*WHAT THE EXERCISE ASKS*
Return the full listing, so that each line matches the original exactly.

*EXCERPTED DATA*
= = = = = = =

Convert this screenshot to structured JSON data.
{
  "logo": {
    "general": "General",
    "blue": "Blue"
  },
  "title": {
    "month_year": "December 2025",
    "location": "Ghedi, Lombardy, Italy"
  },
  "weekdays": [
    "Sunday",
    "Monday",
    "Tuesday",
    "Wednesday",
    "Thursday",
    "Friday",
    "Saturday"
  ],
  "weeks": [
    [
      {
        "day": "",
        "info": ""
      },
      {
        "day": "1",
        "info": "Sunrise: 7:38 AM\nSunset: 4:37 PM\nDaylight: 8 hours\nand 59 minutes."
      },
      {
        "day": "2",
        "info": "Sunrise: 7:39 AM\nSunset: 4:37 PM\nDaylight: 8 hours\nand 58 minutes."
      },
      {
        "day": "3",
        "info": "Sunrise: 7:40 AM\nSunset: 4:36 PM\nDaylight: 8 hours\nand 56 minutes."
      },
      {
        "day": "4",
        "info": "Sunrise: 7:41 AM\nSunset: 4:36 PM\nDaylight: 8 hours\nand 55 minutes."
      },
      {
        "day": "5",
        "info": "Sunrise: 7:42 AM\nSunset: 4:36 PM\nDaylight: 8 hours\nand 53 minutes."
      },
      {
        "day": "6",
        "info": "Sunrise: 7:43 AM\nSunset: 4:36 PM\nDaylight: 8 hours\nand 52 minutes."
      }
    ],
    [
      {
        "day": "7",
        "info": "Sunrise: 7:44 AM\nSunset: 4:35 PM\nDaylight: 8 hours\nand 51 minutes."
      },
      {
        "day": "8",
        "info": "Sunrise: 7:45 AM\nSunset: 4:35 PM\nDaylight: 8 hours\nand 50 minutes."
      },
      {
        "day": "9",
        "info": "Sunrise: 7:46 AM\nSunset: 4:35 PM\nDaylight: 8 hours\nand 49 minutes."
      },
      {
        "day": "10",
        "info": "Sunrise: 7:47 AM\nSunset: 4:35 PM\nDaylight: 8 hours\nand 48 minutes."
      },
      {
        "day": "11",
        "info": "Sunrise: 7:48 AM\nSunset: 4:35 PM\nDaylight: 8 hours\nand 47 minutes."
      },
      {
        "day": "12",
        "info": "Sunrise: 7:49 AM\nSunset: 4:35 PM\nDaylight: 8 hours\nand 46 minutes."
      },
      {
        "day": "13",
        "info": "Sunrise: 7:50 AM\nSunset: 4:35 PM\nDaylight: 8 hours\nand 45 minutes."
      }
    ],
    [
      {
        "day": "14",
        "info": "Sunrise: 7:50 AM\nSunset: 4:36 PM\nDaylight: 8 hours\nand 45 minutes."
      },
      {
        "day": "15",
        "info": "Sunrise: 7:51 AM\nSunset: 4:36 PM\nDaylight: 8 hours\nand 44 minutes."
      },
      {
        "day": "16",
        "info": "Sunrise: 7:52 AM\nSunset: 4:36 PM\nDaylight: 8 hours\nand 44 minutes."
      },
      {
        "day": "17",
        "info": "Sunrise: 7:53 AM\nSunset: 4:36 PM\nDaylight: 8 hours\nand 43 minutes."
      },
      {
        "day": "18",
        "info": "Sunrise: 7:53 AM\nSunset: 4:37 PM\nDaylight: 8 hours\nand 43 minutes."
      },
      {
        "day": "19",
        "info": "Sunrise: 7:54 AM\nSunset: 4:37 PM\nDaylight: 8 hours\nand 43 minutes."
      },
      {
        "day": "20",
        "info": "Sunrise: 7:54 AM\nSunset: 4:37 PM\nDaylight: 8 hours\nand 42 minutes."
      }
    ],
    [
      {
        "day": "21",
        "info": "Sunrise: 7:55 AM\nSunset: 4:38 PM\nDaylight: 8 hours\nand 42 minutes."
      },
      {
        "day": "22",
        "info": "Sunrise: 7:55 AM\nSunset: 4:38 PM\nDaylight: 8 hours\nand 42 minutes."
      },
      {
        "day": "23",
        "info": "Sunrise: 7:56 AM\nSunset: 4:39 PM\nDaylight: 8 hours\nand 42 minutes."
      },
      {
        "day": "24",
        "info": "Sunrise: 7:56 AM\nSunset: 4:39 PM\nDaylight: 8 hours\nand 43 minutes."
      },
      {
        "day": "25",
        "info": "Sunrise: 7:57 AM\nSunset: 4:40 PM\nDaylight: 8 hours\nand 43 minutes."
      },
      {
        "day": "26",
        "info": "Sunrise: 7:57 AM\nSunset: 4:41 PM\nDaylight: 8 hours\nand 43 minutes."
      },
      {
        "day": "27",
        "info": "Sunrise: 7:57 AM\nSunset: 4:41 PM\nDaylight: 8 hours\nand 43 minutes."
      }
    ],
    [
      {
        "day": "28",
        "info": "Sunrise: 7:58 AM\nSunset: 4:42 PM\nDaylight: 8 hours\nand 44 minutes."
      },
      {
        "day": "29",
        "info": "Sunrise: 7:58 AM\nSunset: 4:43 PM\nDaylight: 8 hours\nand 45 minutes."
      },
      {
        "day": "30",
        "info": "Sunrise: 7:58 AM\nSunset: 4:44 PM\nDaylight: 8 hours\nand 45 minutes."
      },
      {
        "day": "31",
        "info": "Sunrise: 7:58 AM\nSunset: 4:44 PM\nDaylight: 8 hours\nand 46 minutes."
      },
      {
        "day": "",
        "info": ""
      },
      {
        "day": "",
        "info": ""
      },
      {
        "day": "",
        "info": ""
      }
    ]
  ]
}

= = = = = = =

*OUTPUT*
Convert this screenshot to structured JSON data.
{
  "logo": {
    "general": "General",
    "blue": "Blue"
  },
  "title": {
    "month_year": "December 2025",
    "location": "Ghedi, Lombardy, Italy"
  },
  "weekdays": [
    "Sunday",
    "Monday",
    "Tuesday",
    "Wednesday",
    "Thursday",
    "Friday",
    "Saturday"
  ],
  "weeks": [
    [
      {
        "day": "",
        "info": ""
      },
      {
        "day": "1",
        "info": "Sunrise: 7:38 AM\nSunset: 4:37 PM\nDaylight: 8 hours\nand 59 minutes."
      },
      {
        "day": "2",
        "info": "Sunrise: 7:39 AM\nSunset: 4:37 PM\nDaylight: 8 hours\nand 58 minutes."
      },
      {
        "day": "3",
        "info": "Sunrise: 7:40 AM\nSunset: 4:36 PM\nDaylight: 8 hours\nand 56 minutes."
      },
      {
        "day": "4",
        "info": "Sunrise: 7:41 AM\nSunset: 4:36 PM\nDaylight: 8 hours\nand 55 minutes."
      },
      {
        "day": "5",
        "info": "Sunrise: 7:42 AM\nSunset: 4:36 PM\nDaylight: 8 hours\nand 53 minutes."
      },
      {
        "day": "6",
        "info": "Sunrise: 7:43 AM\nSunset: 4:36 PM\nDaylight: 8 hours\nand 52 minutes."
      }
    ],
    [
      {
        "day": "7",
        "info": "Sunrise: 7:44 AM\nSunset: 4:35 PM\nDaylight: 8 hours\nand 51 minutes."
      },
      {
        "day": "8",
        "info": "Sunrise: 7:45 AM\nSunset: 4:35 PM\nDaylight: 8 hours\nand 50 minutes."
      },
      {
        "day": "9",
        "info": "Sunrise: 7:46 AM\nSunset: 4:35 PM\nDaylight: 8 hours\nand 49 minutes."
      },
      {
        "day": "10",
        "info": "Sunrise: 7:47 AM\nSunset: 4:35 PM\nDaylight: 8 hours\nand 48 minutes."
      },
      {
        "day": "11",
        "info": "Sunrise: 7:48 AM\nSunset: 4:35 PM\nDaylight: 8 hours\nand 47 minutes."
      },
      {
        "day": "12",
        "info": "Sunrise: 7:49 AM\nSunset: 4:35 PM\nDaylight: 8 hours\nand 46 minutes."
      },
      {
        "day": "13",
        "info": "Sunrise: 7:50 AM\nSunset: 4:35 PM\nDaylight: 8 hours\nand 45 minutes."
      }
    ],
    [
      {
        "day": "14",
        "info": "Sunrise: 7:50 AM\nSunset: 4:36 PM\nDaylight: 8 hours\nand 45 minutes."
      },
      {
        "day": "15",
        "info": "Sunrise: 7:51 AM\nSunset: 4:36 PM\nDaylight: 8 hours\nand 44 minutes."
      },
      {
        "day": "16",
        "info": "Sunrise: 7:52 AM\nSunset: 4:36 PM\nDaylight: 8 hours\nand 44 minutes."
      },
      {
        "day": "17",
        "info": "Sunrise: 7:53 AM\nSunset: 4:36 PM\nDaylight: 8 hours\nand 43 minutes."
      },
      {
        "day": "18",
        "info": "Sunrise: 7:53 AM\nSunset: 4:37 PM\nDaylight: 8 hours\nand 43 minutes."
      },
      {
        "day": "19",
        "info": "Sunrise: 7:54 AM\nSunset: 4:37 PM\nDaylight: 8 hours\nand 43 minutes."
      },
      {
        "day": "20",
        "info": "Sunrise: 7:54 AM\nSunset: 4:37 PM\nDaylight: 8 hours\nand 42 minutes."
      }
    ],
    [
      {
        "day": "21",
        "info": "Sunrise: 7:55 AM\nSunset: 4:38 PM\nDaylight: 8 hours\nand 42 minutes."
      },
      {
        "day": "22",
        "info": "Sunrise: 7:55 AM\nSunset: 4:38 PM\nDaylight: 8 hours\nand 42 minutes."
      },
      {
        "day": "23",
        "info": "Sunrise: 7:56 AM\nSunset: 4:39 PM\nDaylight: 8 hours\nand 42 minutes."
      },
      {
        "day": "24",
        "info": "Sunrise: 7:56 AM\nSunset: 4:39 PM\nDaylight: 8 hours\nand 43 minutes."
      },
      {
        "day": "25",
        "info": "Sunrise: 7:57 AM\nSunset: 4:40 PM\nDaylight: 8 hours\nand 43 minutes."
      },
      {
        "day": "26",
        "info": "Sunrise: 7:57 AM\nSunset: 4:41 PM\nDaylight: 8 hours\nand 43 minutes."
      },
      {
        "day": "27",
        "info": "Sunrise: 7:57 AM\nSunset: 4:41 PM\nDaylight: 8 hours\nand 43 minutes."
      }
    ],
    [
      {
        "day": "28",
        "info": "Sunrise: 7:58 AM\nSunset: 4:42 PM\nDaylight: 8 hours\nand 44 minutes."
      },
      {
        "day": "29",
        "info": "Sunrise: 7:58 AM\nSunset: 4:43 PM\nDaylight: 8 hours\nand 45 minutes."
      },
      {
        "day": "30",
        "info": "Sunrise: 7:58 AM\nSunset: 4:44 PM\nDaylight: 8 hours\nand 45 minutes."
      },
      {
        "day": "31",
        "info": "Sunrise: 7:58 AM\nSunset: 4:44 PM\nDaylight: 8 hours\nand 46 minutes."
      },
      {
        "day": "",
        "info": ""
      },
      {
        "day": "",
        "info": ""
      },
      {
        "day": "",
        "info": ""
      }
    ]
  ]
}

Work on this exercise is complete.